They have used skills of archaeologists to study artifacts found in the rubble and foundations at the The Big Dig Archaeology Education Centre, beneath the Sydney Harbour Youth Hostel Association (YHA).
“I want you to consider all of the information you uncover today to decipher the conditions of The Rocks in the 1800s,” said George from the Archaeology Education Centre.
“Histories are written with perspective, and bias, but artifacts can share a different picture, and expand our view of history.”
To date, more than a million artifacts have been uncovered at this site.
“The things we leave behind, no matter how small, can tell such personal details of our lives,” George said.
Seeking evidence of poor sanitation, restricted conditions, low economy and poor quality of life of the inhabitants of the 1800s, students examined various artifacts to determine whether the area, considered one of the most significant in Australia, was a former slum.
“I think this artifact is a broken piece of a stone pot, and the rest could still be out there somewhere,” said Nathan Lau holding one of the artifacts.
“The details and lines are really interesting. I’m not quite sure what they mean, perhaps a label of some kind.”
In addition to the archaeology expedition, students enjoyed a Tribal Warrior Education harbour tour, immersing themselves in the culture and heritage of our ancestors and learning about local Indigenous traditions, place names, stories of the past and more.
Students also created video works, drawings and written works featuring the harbour and surrounds, to be shared at their Rocks Quest exhibition.
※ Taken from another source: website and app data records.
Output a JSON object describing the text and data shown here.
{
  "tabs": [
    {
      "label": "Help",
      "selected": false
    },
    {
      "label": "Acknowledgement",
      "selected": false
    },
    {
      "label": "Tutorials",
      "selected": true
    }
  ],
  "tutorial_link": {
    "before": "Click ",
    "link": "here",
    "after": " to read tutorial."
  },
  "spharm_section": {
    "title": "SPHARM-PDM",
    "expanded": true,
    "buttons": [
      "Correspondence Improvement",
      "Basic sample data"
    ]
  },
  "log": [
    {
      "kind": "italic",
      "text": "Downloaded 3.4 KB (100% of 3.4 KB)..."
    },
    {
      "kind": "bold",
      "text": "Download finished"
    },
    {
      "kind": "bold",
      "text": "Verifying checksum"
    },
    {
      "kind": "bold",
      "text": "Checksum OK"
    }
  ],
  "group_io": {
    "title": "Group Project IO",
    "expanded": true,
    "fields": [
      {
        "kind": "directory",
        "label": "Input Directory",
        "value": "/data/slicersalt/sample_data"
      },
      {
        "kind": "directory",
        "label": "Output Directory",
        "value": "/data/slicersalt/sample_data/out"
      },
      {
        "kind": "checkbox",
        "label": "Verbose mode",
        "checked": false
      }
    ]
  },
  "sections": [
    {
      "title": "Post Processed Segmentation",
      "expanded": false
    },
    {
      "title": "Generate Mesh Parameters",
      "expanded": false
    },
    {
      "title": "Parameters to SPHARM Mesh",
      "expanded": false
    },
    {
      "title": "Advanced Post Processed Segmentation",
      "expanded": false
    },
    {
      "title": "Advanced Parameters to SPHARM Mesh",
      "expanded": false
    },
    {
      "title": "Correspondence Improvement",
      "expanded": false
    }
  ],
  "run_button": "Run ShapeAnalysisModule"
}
An extensive amount of research and project-based learning has been approached by our confident students at SAGE.